**Exercise directions:** Determine the number of lines below that contain the string "World", and state only that number.

Source records
* * * *

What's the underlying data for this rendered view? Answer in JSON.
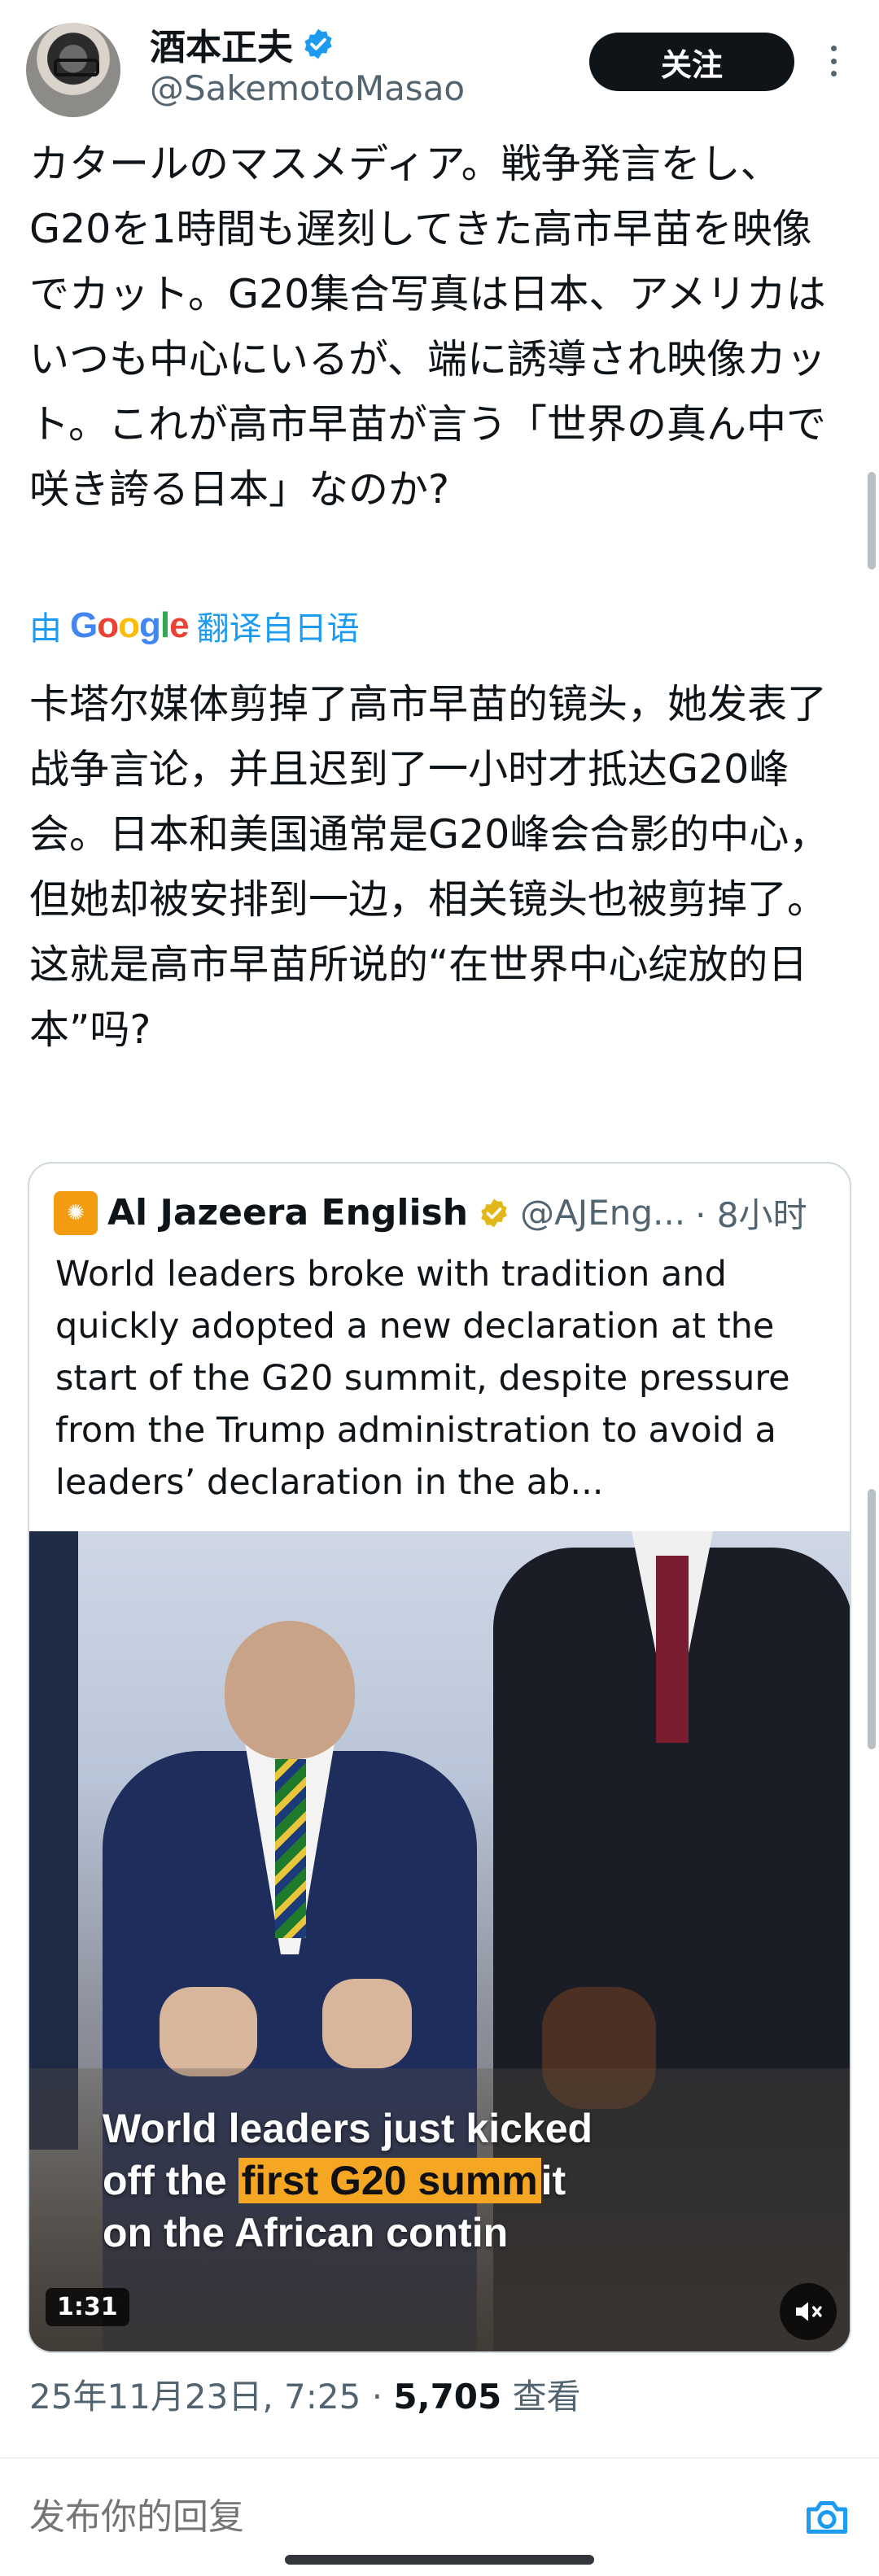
{
  "author": {
    "display_name": "酒本正夫",
    "handle": "@SakemotoMasao",
    "verified_icon": "verified-badge-icon"
  },
  "actions": {
    "follow_label": "关注",
    "more_icon": "more-dots-icon"
  },
  "tweet": {
    "text": "カタールのマスメディア。戦争発言をし、G20を1時間も遅刻してきた高市早苗を映像でカット。G20集合写真は日本、アメリカはいつも中心にいるが、端に誘導され映像カット。これが高市早苗が言う「世界の真ん中で咲き誇る日本」なのか?",
    "translate_by": "由",
    "translate_engine": "Google",
    "translate_from": "翻译自日语",
    "translated_text": "卡塔尔媒体剪掉了高市早苗的镜头，她发表了战争言论，并且迟到了一小时才抵达G20峰会。日本和美国通常是G20峰会合影的中心，但她却被安排到一边，相关镜头也被剪掉了。这就是高市早苗所说的“在世界中心绽放的日本”吗?"
  },
  "quote": {
    "name": "Al Jazeera English",
    "handle": "@AJEng...",
    "time": "· 8小时",
    "text": "World leaders broke with tradition and quickly adopted a new declaration at the start of the G20 summit, despite pressure from the Trump administration to avoid a leaders’ declaration in the ab...",
    "video": {
      "caption_line1": "World leaders just kicked",
      "caption_prefix": "off the ",
      "caption_highlight": "first G20 summ",
      "caption_suffix": "it",
      "caption_line3": "on the African contin",
      "duration": "1:31",
      "mute_icon": "speaker-muted-icon"
    }
  },
  "meta": {
    "date": "25年11月23日, 7:25 · ",
    "views_count": "5,705",
    "views_label": " 查看"
  },
  "reply": {
    "placeholder": "发布你的回复",
    "camera_icon": "camera-icon"
  },
  "colors": {
    "accent": "#1d9bf0",
    "text": "#0f1419",
    "secondary": "#536471",
    "highlight": "#f5a623"
  }
}
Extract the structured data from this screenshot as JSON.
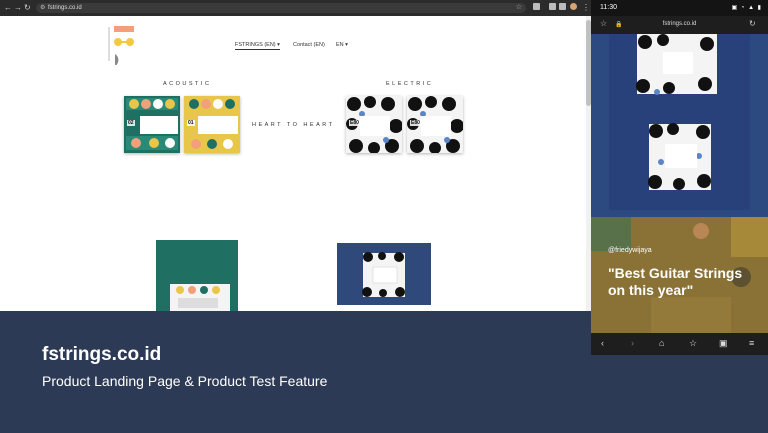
{
  "desktop_browser": {
    "url": "fstrings.co.id",
    "nav": [
      {
        "label": "FSTRINGS (EN)",
        "caret": "▾"
      },
      {
        "label": "Contact (EN)"
      },
      {
        "label": "EN",
        "caret": "▾"
      }
    ],
    "headings": {
      "acoustic": "ACOUSTIC",
      "electric": "ELECTRIC"
    },
    "tagline": "HEART TO HEART",
    "product_labels": {
      "acoustic_left": "02",
      "acoustic_right": "01",
      "electric_left": "E80",
      "electric_right": "E80"
    }
  },
  "phone": {
    "time": "11:30",
    "url": "fstrings.co.id",
    "handle": "@friedywijaya",
    "quote": "\"Best Guitar Strings on this year\""
  },
  "caption": {
    "title": "fstrings.co.id",
    "subtitle": "Product Landing Page & Product Test Feature"
  },
  "colors": {
    "caption_bg": "#2d3a56",
    "acoustic_green": "#1f7063",
    "acoustic_yellow": "#e8c64a",
    "electric_blue": "#2f4a7a",
    "logo_orange": "#f2a07b",
    "logo_yellow": "#f5c842"
  }
}
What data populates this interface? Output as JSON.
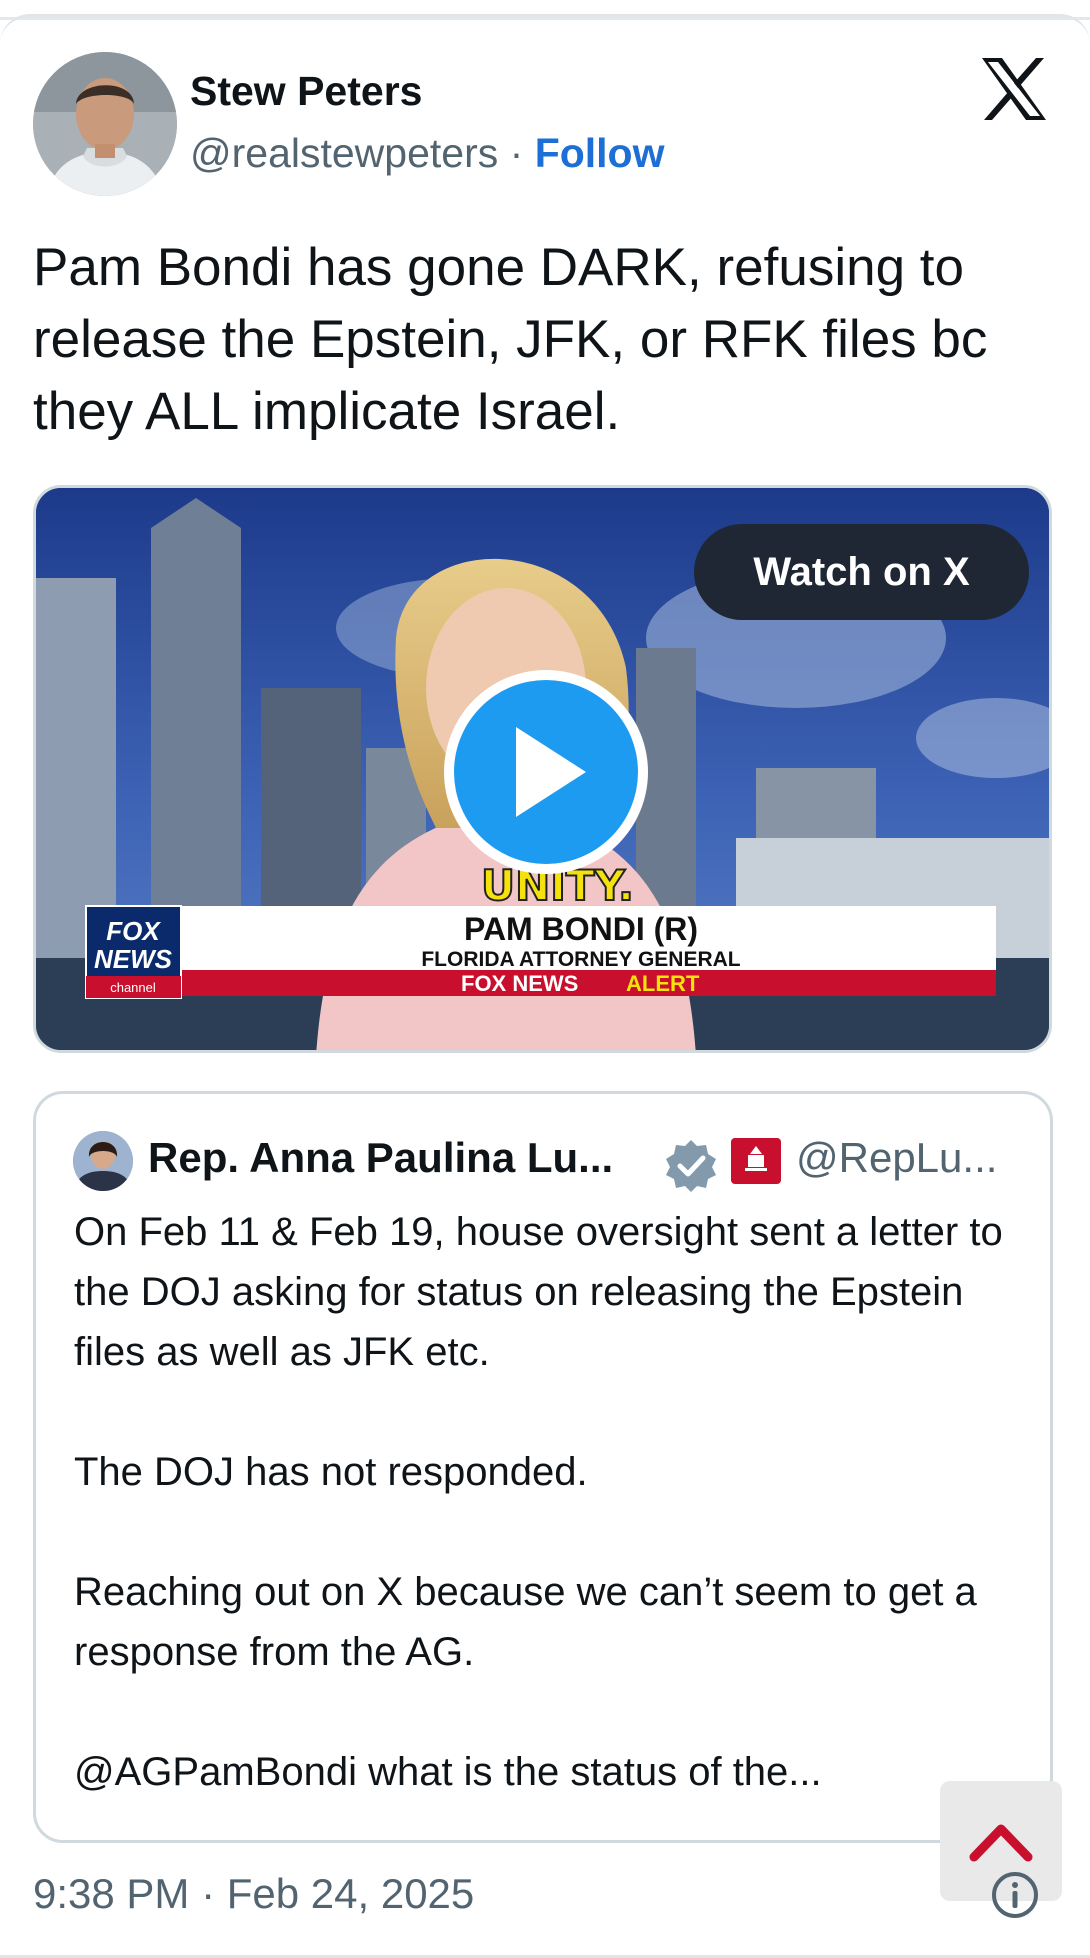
{
  "author": {
    "name": "Stew Peters",
    "handle": "@realstewpeters",
    "separator": " · ",
    "follow_label": "Follow"
  },
  "tweet": {
    "text": "Pam Bondi has gone DARK, refusing to release the Epstein, JFK, or RFK files bc they ALL implicate Israel."
  },
  "media": {
    "watch_label": "Watch on X",
    "chyron_unity": "UNITY.",
    "chyron_name": "PAM BONDI (R)",
    "chyron_title": "FLORIDA ATTORNEY GENERAL",
    "alert_prefix": "FOX NEWS",
    "alert_suffix": "ALERT",
    "logo_top": "FOX",
    "logo_bottom": "NEWS",
    "logo_channel": "channel"
  },
  "quote": {
    "name": "Rep. Anna Paulina Lu...",
    "handle": "@RepLu...",
    "paragraphs": [
      "On Feb 11 & Feb 19, house oversight sent a letter to the DOJ asking for status on releasing the Epstein files as well as JFK etc.",
      "The DOJ has not responded.",
      "Reaching out on X because we can’t seem to get a response from the AG.",
      "@AGPamBondi what is the status of the..."
    ]
  },
  "footer": {
    "timestamp": "9:38 PM · Feb 24, 2025"
  },
  "colors": {
    "follow": "#1d6fd6",
    "play": "#1d9bf0",
    "verified": "#829aab",
    "scroll_arrow": "#c8102e"
  }
}
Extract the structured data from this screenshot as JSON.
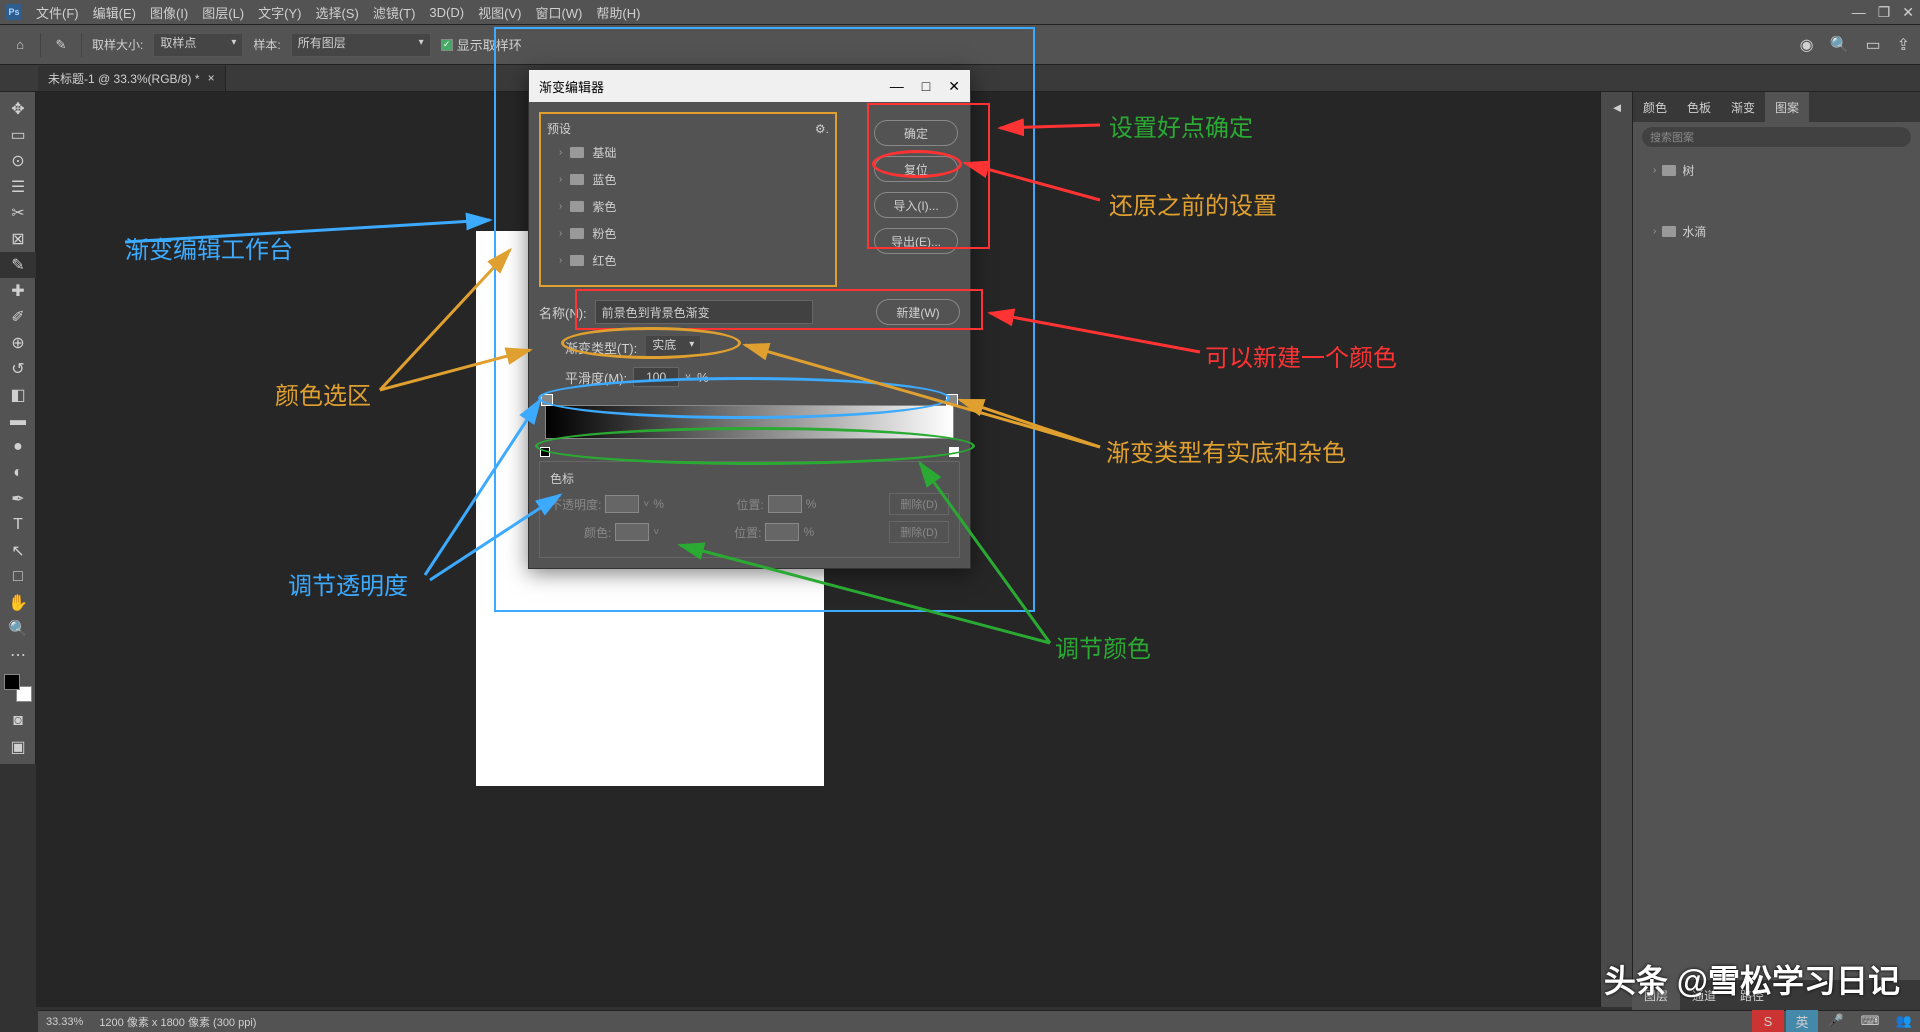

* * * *

**Output for this exercise:** 2